Hold up, bro. The treasures awaiting us in heaven are a lifetime away. Heaven meets some sooner than others, but for the average American, it takes 79 years to reach the pearly gates. Seems like a long time to wait. Like waiting for a pot pie to microwave. Or waiting at the DMV. Or waiting for your crush to text back.

So, how do we get through this waiting room of life, eagerly longing to bask in the glory of God? There’s no fast track. No smart phone powerful enough to pass the time quickly. There is only hope and patience. As they say, “patience is a virtue.” It’s a virtue some of us would rather live without. But, unfortunately, it’s as necessary as our daily shower. At least, we hope everyone deems daily showers necessary.

Behold, the scriptures below.

Hebrews 11:1

“Faith is being sure of what we hope for. It is being sure of what we do not see.”

Romans 8:24b-15

“But hope that is seen is no hope at all. Who hopes for what they already have? But if we hope for what we do not yet have, we wait for it patiently.”

Galatians 5:5

“For through the Spirit we eagerly await by faith the righteousness for which we hope.”

Placing expectation in Christ requires faith. Like those trust falls we all did as kids, where we fall backwards into our friends’ arms, we must trust that placing our hope and expectation in Christ will fall into provision. As discussed before, God, in His prefect power and glory, is the most reliable source for expectation. He sticks to His promises and brings good things to those who wait and don’t wander.

We must be careful not to fall away from our hope due to boredom in life’s waiting room. Or the pain of current circumstances. Tempted by immediate gratification, many Christians fall into lust, greed, and envy. In a culture built on instant pleasure, waiting is getting harder. But with God, all things are possible.

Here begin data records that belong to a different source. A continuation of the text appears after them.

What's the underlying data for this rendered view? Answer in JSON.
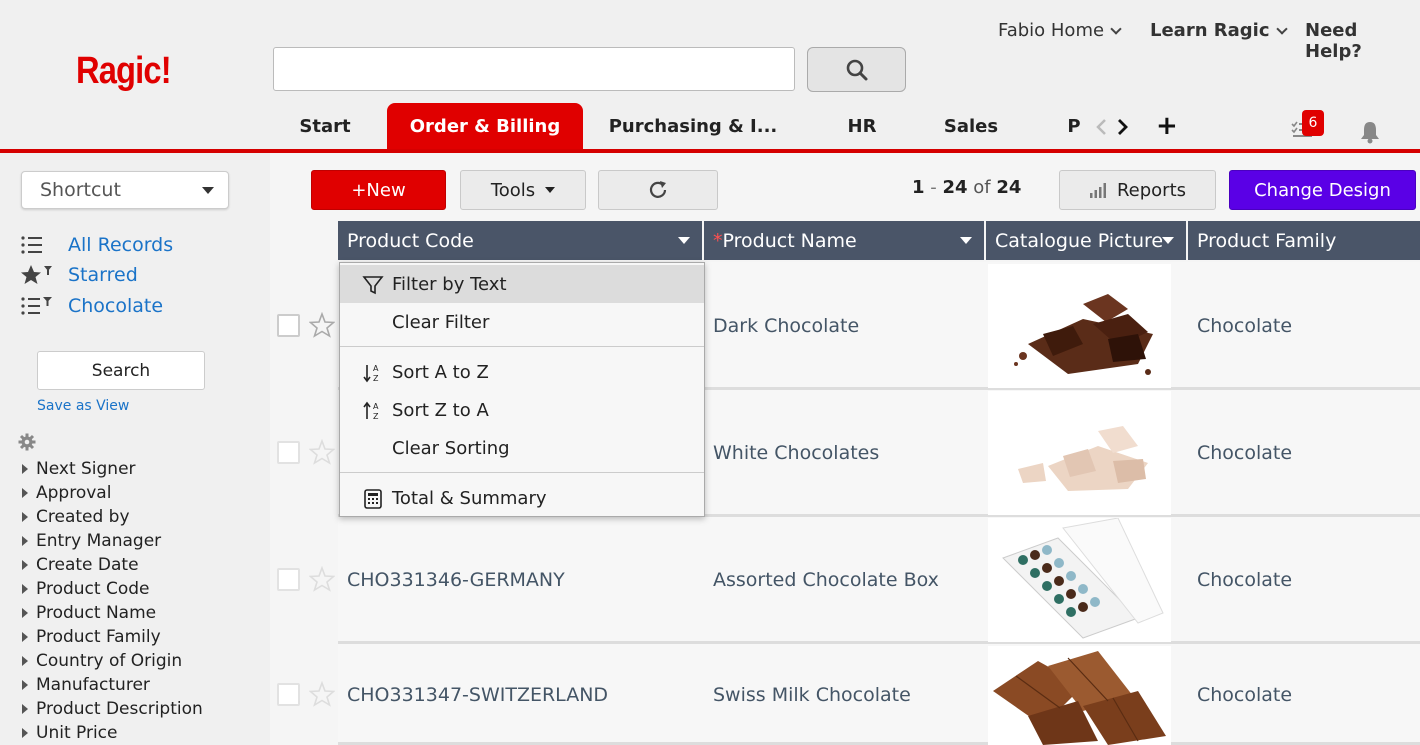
{
  "app": {
    "logo": "Ragic!",
    "top_links": {
      "account": "Fabio Home",
      "learn": "Learn Ragic",
      "help": "Need Help?"
    },
    "tabs": [
      "Start",
      "Order & Billing",
      "Purchasing & I...",
      "HR",
      "Sales",
      "P"
    ],
    "active_tab": "Order & Billing",
    "plus_label": "+",
    "notification_count": "6",
    "accent_color": "#e00000"
  },
  "sidebar": {
    "shortcut_label": "Shortcut",
    "views": [
      "All Records",
      "Starred",
      "Chocolate"
    ],
    "search_label": "Search",
    "save_view_label": "Save as View",
    "fields": [
      "Next Signer",
      "Approval",
      "Created by",
      "Entry Manager",
      "Create Date",
      "Product Code",
      "Product Name",
      "Product Family",
      "Country of Origin",
      "Manufacturer",
      "Product Description",
      "Unit Price"
    ]
  },
  "toolbar": {
    "new_label": "+New",
    "tools_label": "Tools",
    "pager": {
      "start": "1",
      "end": "24",
      "of_label": "of",
      "total": "24",
      "dash": "-"
    },
    "reports_label": "Reports",
    "change_design_label": "Change Design",
    "design_color": "#5a00e6"
  },
  "grid": {
    "columns": [
      {
        "label": "Product Code",
        "required": false
      },
      {
        "label": "Product Name",
        "required": true
      },
      {
        "label": "Catalogue Picture",
        "required": false
      },
      {
        "label": "Product Family",
        "required": false
      }
    ],
    "required_marker": "*",
    "rows": [
      {
        "code": "",
        "name": "Dark Chocolate",
        "picture": "dark-chocolate-pieces",
        "family": "Chocolate"
      },
      {
        "code": "",
        "name": "White Chocolates",
        "picture": "white-chocolate-pieces",
        "family": "Chocolate"
      },
      {
        "code": "CHO331346-GERMANY",
        "name": "Assorted Chocolate Box",
        "picture": "chocolate-box",
        "family": "Chocolate"
      },
      {
        "code": "CHO331347-SWITZERLAND",
        "name": "Swiss Milk Chocolate",
        "picture": "milk-chocolate-bar",
        "family": "Chocolate"
      }
    ]
  },
  "column_menu": {
    "items": [
      {
        "label": "Filter by Text",
        "icon": "filter-icon"
      },
      {
        "label": "Clear Filter",
        "icon": ""
      },
      {
        "label": "Sort A to Z",
        "icon": "sort-ascending-icon"
      },
      {
        "label": "Sort Z to A",
        "icon": "sort-descending-icon"
      },
      {
        "label": "Clear Sorting",
        "icon": ""
      },
      {
        "label": "Total & Summary",
        "icon": "calculator-icon"
      }
    ]
  }
}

Matthew 19:26, 29-30

“Jesus looked at them and said, ‘With man this is impossible, but with God all things are possible.’ And everyone who has left houses or brothers or sisters or father or mother or wife or children or fields for my sake will receive a hundred times as much and will inherit eternal life. But many who are first will be last, and many who are last will be first.”

As the finite beings we are, we cannot conceptualize the extent to which God provides an answer to our longings and waiting. But our longings are framed in time, which makes the anticipation and payoff so much more satisfactory when it is finally reached. Of course, as Christians, our actions shouldn’t be motivated by receiving more riches in heaven. It’s crucial, however, to understand that we were made to be in communion with Christ. Our hearts desire for all our wants and needs to be fulfilled in Him. In heaven, these longings will be realized.

Christ is the steady and unchangeable source upon which we should build our hopes and expectations. Placing our desires in Christ, rather than the promises of the world, gives us hope of an inheritance in heaven, accessible through the glory of His might and majesty. Finally, we must patiently await the fulfillment of our hearts, resisting the temptations of this world.

This concludes our series on unmet expectations:

Expectations don’t have to end in heartache. Dreams don’t have to be crushed by a sinful world. Hope isn’t a lost or illusive idea. Our greatest hopes and expectations can be realized in Christ, if only we surrender our desires to Him (Psalm 37:4).

God is powerful. God is faithful. More faithful than the rising sun. The best, in expectation, is yet to come.